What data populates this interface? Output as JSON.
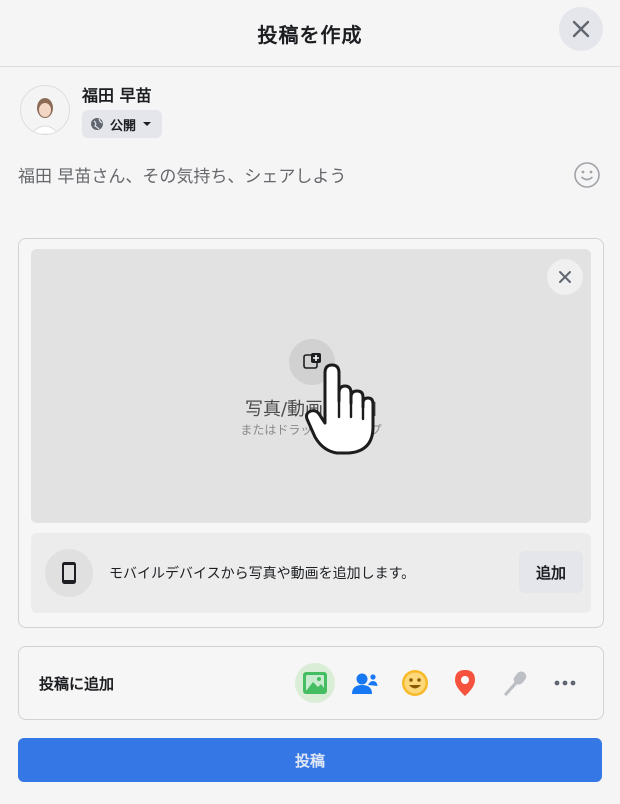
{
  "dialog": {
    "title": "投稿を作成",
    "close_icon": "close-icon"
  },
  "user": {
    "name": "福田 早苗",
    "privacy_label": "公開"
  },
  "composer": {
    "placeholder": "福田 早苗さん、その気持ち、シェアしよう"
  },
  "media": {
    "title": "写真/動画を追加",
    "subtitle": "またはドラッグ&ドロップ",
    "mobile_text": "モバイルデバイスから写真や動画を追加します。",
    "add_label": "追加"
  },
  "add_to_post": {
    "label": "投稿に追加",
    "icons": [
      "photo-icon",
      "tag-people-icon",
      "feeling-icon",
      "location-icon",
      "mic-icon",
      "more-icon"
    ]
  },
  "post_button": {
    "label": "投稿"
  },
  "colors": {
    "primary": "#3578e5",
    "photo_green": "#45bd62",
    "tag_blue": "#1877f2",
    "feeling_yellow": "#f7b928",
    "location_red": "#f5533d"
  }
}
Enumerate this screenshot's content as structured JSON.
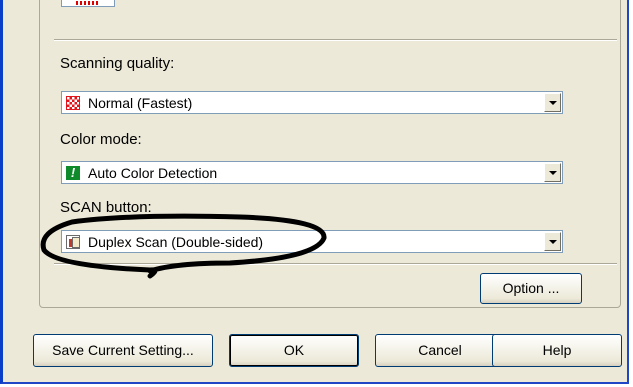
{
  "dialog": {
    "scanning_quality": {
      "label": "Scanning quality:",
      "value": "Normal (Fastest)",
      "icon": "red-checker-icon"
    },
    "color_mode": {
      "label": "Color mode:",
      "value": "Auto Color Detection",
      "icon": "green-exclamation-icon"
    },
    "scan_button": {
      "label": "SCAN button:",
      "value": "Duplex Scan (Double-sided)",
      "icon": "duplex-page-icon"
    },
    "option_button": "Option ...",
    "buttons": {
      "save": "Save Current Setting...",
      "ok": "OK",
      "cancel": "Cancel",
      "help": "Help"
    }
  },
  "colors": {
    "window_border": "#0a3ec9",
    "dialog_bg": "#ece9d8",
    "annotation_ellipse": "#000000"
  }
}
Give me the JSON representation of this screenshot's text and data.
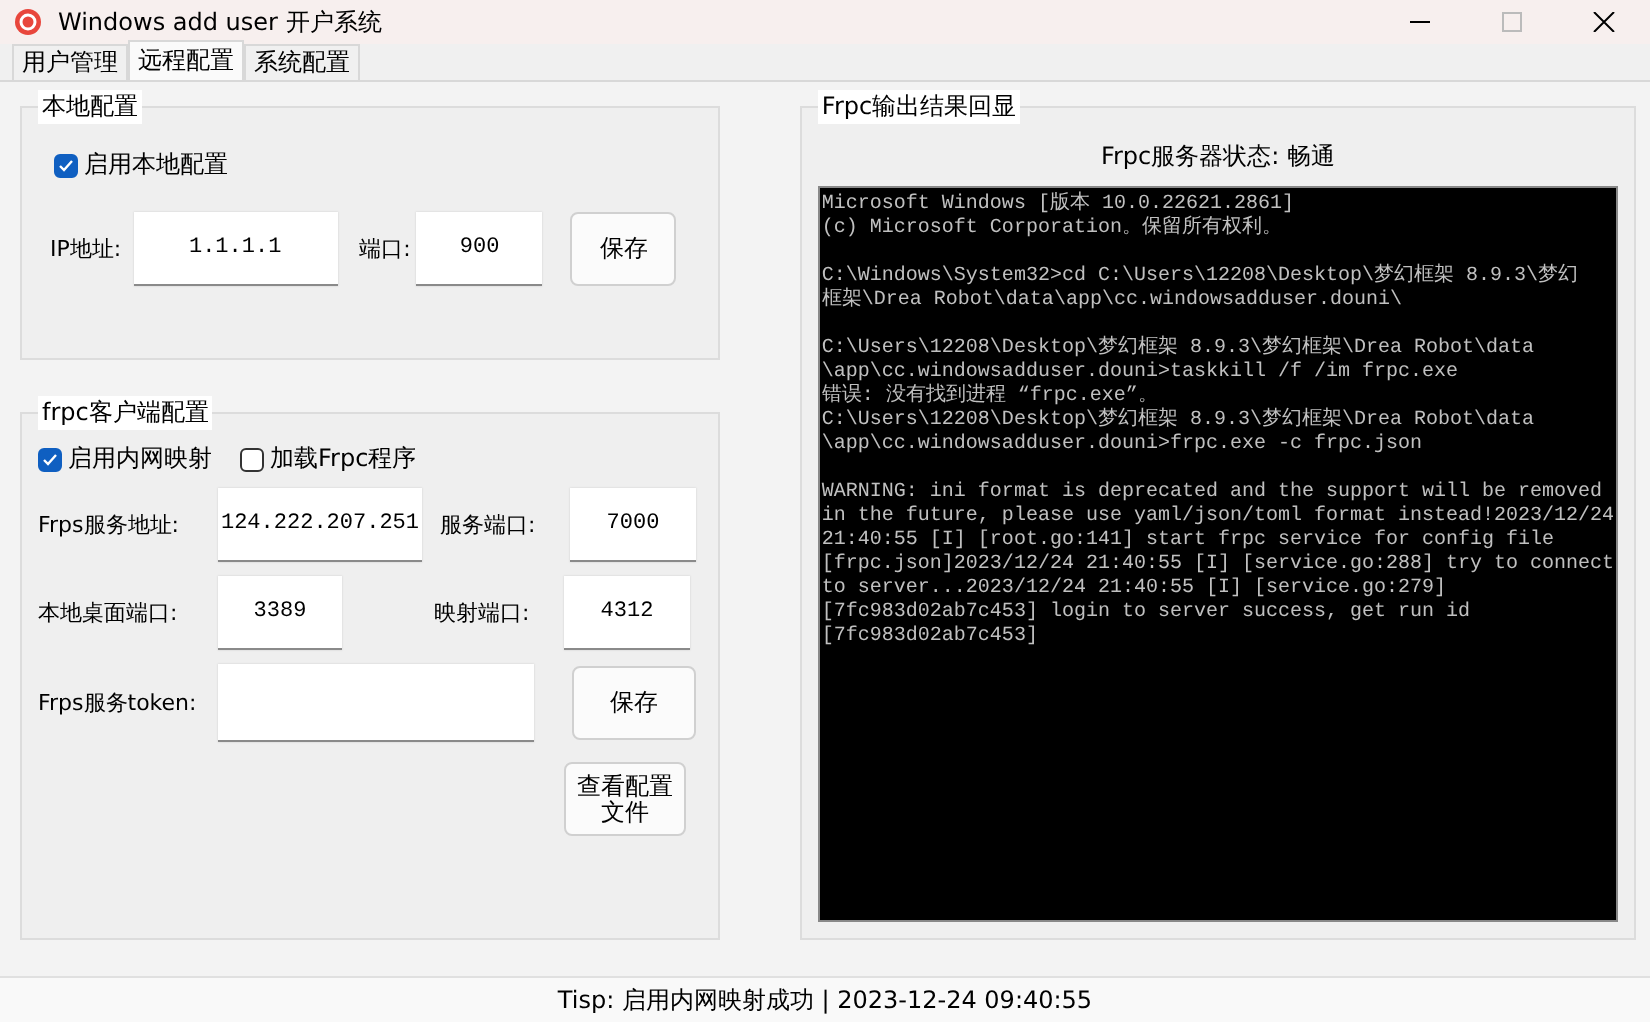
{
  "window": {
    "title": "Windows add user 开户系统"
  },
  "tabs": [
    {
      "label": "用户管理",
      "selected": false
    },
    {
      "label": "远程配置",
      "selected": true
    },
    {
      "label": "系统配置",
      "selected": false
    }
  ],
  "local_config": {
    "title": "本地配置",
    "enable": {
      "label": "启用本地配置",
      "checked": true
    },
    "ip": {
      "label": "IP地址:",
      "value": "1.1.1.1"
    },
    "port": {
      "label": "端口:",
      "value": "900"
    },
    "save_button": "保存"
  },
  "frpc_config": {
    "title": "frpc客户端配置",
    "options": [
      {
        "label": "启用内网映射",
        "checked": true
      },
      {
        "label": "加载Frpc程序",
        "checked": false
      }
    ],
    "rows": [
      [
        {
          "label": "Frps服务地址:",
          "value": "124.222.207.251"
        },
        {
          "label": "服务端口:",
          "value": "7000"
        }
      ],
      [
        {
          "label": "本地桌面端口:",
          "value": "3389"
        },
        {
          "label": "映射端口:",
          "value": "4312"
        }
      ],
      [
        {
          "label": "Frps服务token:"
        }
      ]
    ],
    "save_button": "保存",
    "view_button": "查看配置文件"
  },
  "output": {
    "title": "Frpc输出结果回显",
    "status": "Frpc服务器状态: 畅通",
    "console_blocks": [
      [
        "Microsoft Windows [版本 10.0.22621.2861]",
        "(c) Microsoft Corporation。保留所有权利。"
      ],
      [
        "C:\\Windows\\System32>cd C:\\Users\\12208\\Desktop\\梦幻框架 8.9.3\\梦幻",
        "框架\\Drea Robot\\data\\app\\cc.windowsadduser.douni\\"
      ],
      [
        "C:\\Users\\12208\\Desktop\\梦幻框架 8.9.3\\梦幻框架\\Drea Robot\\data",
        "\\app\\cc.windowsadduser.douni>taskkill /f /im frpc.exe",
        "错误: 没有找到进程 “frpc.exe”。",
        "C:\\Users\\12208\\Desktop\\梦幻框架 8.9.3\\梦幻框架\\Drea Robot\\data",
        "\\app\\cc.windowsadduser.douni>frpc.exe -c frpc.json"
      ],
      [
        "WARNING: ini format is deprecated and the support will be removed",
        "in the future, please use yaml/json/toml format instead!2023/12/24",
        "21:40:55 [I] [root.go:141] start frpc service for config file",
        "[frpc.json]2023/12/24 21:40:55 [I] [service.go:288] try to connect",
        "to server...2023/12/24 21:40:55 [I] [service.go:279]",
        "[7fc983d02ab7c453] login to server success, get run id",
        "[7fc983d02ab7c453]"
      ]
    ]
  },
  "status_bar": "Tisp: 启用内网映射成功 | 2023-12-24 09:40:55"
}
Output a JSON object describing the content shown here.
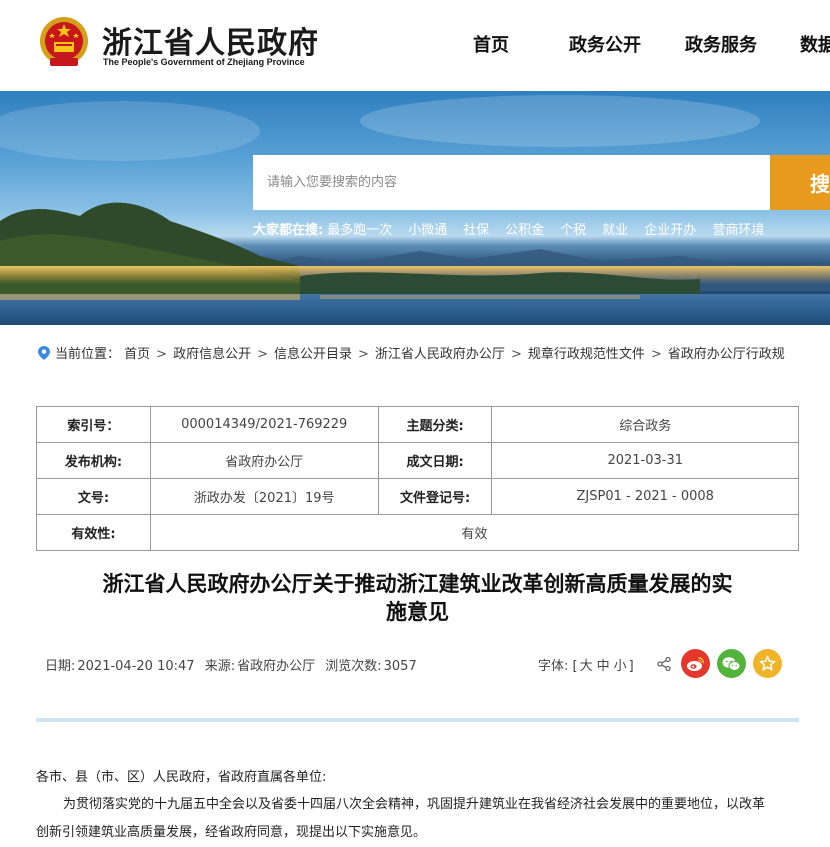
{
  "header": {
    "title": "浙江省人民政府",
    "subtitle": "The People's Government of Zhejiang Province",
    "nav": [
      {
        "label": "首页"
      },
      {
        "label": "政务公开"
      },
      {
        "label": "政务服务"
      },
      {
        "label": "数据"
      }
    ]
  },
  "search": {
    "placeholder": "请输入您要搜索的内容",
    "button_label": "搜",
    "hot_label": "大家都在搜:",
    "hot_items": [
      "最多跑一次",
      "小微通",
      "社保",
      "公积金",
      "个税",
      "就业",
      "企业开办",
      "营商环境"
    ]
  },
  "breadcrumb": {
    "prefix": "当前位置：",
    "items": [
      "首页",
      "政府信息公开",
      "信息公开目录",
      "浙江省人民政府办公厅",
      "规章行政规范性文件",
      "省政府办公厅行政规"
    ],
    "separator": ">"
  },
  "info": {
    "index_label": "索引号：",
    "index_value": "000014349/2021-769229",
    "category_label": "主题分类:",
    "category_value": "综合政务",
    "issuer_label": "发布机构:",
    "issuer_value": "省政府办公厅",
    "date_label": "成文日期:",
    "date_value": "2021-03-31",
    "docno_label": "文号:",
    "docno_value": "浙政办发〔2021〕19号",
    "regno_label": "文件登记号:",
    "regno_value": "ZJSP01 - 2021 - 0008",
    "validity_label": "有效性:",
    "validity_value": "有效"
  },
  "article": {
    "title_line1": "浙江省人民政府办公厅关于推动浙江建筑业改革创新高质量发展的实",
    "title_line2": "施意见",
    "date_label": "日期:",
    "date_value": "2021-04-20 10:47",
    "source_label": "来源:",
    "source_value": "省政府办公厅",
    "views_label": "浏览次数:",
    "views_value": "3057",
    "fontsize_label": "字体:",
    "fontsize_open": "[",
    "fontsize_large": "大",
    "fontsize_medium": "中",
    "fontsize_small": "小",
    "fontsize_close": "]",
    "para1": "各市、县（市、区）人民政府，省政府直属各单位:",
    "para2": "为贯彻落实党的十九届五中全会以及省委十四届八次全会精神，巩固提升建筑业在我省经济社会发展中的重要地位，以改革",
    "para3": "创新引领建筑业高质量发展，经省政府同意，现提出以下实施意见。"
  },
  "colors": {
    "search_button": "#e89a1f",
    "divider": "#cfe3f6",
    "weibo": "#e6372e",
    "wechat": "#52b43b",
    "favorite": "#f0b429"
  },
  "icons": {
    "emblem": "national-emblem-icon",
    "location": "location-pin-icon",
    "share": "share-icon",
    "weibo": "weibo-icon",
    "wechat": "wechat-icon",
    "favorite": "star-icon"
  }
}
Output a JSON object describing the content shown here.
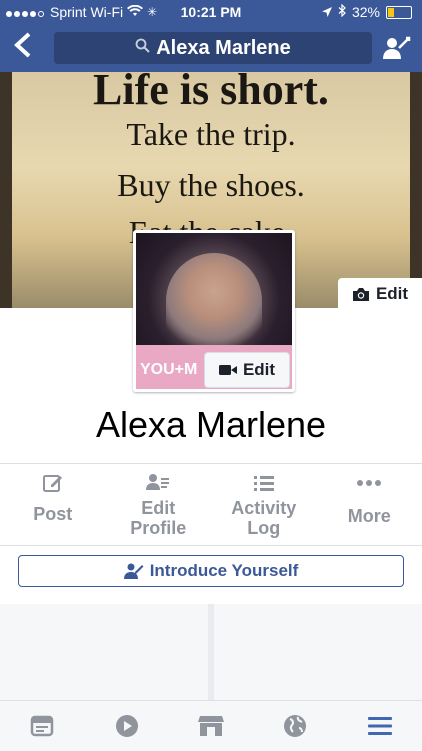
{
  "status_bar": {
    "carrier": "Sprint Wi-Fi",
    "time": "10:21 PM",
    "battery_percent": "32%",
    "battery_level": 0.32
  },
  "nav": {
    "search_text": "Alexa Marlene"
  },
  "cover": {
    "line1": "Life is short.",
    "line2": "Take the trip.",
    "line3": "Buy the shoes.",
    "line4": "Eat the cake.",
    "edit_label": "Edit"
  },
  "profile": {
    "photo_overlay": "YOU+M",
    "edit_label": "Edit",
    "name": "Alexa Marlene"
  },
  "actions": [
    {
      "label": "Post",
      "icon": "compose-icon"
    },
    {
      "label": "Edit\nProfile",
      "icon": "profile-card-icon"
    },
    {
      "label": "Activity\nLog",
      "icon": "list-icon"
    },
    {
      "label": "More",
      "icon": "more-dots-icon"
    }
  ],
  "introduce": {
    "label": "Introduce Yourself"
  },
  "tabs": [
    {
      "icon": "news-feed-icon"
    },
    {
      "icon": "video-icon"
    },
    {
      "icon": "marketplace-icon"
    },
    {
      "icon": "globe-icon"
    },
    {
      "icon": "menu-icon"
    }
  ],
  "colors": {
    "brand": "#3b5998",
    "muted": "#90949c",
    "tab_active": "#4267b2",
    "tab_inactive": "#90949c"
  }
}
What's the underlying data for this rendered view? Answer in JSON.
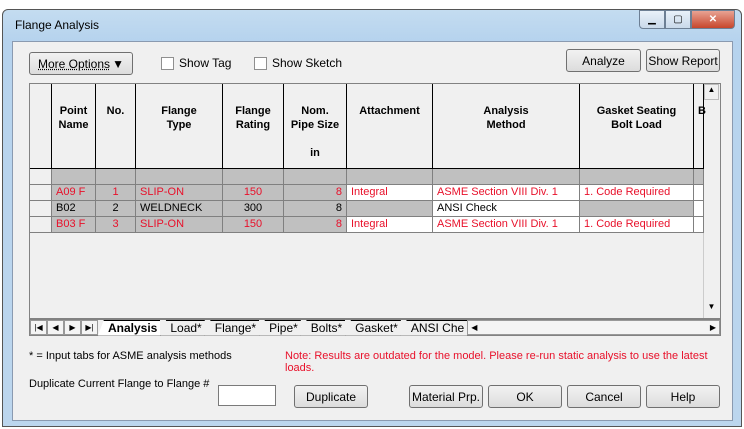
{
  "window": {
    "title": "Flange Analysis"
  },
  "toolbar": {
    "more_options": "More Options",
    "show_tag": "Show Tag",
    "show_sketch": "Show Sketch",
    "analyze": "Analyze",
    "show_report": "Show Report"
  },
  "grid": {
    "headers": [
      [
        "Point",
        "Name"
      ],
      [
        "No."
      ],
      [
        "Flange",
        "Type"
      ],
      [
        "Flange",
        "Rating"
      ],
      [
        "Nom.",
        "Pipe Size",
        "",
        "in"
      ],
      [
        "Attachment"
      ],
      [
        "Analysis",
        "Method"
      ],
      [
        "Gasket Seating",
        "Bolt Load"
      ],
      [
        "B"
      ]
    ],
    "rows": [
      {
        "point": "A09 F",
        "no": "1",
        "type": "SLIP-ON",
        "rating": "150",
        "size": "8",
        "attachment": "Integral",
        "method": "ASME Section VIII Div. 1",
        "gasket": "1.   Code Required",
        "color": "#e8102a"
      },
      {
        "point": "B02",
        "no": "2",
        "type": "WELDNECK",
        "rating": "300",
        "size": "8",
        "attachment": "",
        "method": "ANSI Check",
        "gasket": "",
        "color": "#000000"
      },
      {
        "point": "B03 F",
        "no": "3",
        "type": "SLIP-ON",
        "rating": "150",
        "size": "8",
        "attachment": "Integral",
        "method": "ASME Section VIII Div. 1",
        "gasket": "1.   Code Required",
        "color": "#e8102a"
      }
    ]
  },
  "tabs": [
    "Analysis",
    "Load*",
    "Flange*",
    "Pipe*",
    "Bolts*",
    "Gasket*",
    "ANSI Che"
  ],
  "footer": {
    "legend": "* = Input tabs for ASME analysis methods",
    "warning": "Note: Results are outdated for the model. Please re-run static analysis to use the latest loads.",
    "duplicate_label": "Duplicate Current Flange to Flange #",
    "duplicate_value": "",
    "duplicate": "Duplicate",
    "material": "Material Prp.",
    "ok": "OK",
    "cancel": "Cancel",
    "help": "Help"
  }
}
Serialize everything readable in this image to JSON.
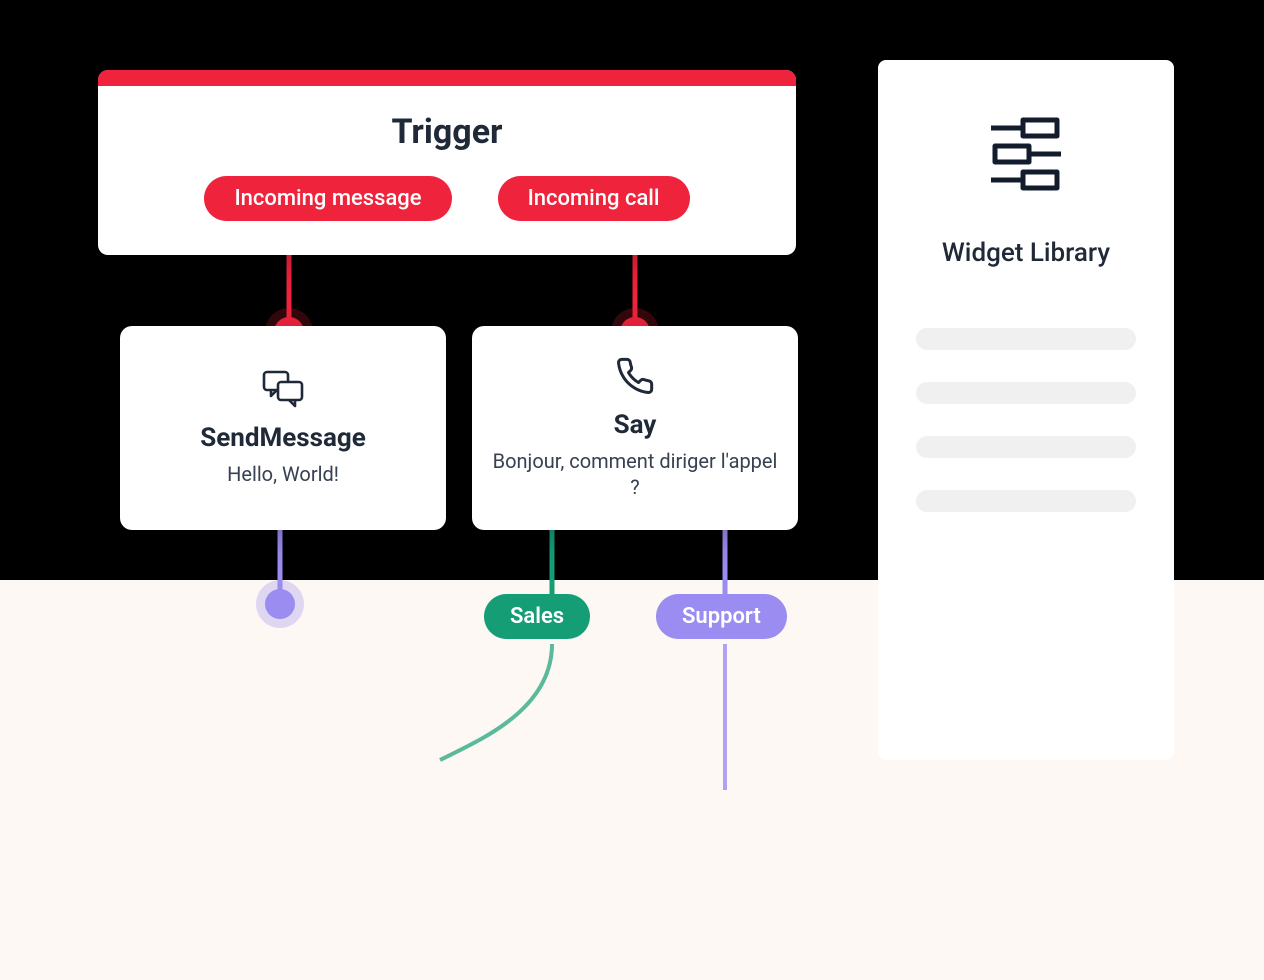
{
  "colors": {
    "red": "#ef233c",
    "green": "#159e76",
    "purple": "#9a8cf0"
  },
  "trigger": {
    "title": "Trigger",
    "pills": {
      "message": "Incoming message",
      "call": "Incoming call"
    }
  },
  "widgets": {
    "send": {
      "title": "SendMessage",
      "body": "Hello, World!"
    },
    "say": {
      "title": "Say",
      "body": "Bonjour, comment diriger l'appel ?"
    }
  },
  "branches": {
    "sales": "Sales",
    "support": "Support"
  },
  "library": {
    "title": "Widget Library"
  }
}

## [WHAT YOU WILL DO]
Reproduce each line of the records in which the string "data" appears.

## [ANSWER FOR THIS EXERCISE]
What data populates this interface? Output as JSON.
Give me the JSON representation of this screenshot's text and data.
        "框架\\Drea Robot\\data\\app\\cc.windowsadduser.douni\\"
        "C:\\Users\\12208\\Desktop\\梦幻框架 8.9.3\\梦幻框架\\Drea Robot\\data",
        "C:\\Users\\12208\\Desktop\\梦幻框架 8.9.3\\梦幻框架\\Drea Robot\\data",
What's the underlying data for this rendered view? Answer in JSON.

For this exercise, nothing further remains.